Professional Learning Conditions and Practices
A pathway to effective professional learning
Providing a vision for effective professional learning—and a pathway to get there
Most school leaders agree on the importance of dedicated time for teachers to learn and plan together and to receive actionable feedback. In our work with hundreds of schools across the country, however, we’ve found very little agreement on what that collaborative learning/planning and feedback should look like.
With this top of mind, over two years ago, we set out to understand the factors that make professional learning effective—and the barriers that often stand in leaders’ way.
Here’s what we learned.
- There are two key professional learning structures—collaborative planning and observation & feedback—that support teachers’ ability to plan and deliver excellent and equitable learning experiences.Most schools already have elements of each structure in place.
- Conditions matter. We found that the school conditions in which both structures are rooted are crucial to ensuring that teachers get the most from professional learning and students get the most from their teachers’ instruction.Too often schools do not dedicate enough time to strengthening these conditions.
- There are a few high-leverage professional learning practices that can meaningfully raise the level of instruction for all students.Without the right conditions in place, these practices often fall flat.
Resources to help
We’ve developed guidance, action plans, and rubrics to help leaders implement the conditions and practices for the two professional learning structures that make the biggest differences for leaders, teachers, and students.
Download the full set of resources or complete our interactive rubrics below for each structure to help you get started in this work.
Teachers need time to reflect, share, and prepare to teach—ideally with colleagues in the same grade band, using the same materials. Effective collaborative planning ensures that teachers have the time they need to set clear lesson outcomes, anticipate and adjust their instruction to meet unfinished learning needs, and improve their practice in a specific focus area.
Observation & feedback
All teachers need clarity on where to focus their improvement efforts so that they can strengthen instruction. Effective observation and feedback led by instructional leaders provides that clarity—leading to clearer instructional expectations across the school and, ultimately, better outcomes for students.

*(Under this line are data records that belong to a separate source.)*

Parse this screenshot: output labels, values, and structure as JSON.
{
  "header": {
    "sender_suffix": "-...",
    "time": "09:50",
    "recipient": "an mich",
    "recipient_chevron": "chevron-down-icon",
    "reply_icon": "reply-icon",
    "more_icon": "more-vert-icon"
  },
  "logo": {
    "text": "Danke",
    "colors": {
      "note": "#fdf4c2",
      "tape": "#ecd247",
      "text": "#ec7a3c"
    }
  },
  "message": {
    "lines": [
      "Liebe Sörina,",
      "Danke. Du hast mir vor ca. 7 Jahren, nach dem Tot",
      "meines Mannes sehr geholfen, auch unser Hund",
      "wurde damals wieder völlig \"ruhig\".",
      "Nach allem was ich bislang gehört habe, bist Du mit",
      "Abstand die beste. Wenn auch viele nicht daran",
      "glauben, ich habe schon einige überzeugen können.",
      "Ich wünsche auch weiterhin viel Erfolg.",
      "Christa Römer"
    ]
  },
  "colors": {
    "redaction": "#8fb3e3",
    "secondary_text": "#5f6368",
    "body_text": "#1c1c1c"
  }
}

Before working with Instruction Partners, our PLC meetings were a time to get administrative updates from the principal. We completely changed that mindset. The teachers are now able to really think ahead to what they’re going to be teaching, anticipate and address common misconceptions that might take place, and look at their weekly assessments. They then circle back to those assessments to analyze the data and make a plan to fill any gaps that their students might have.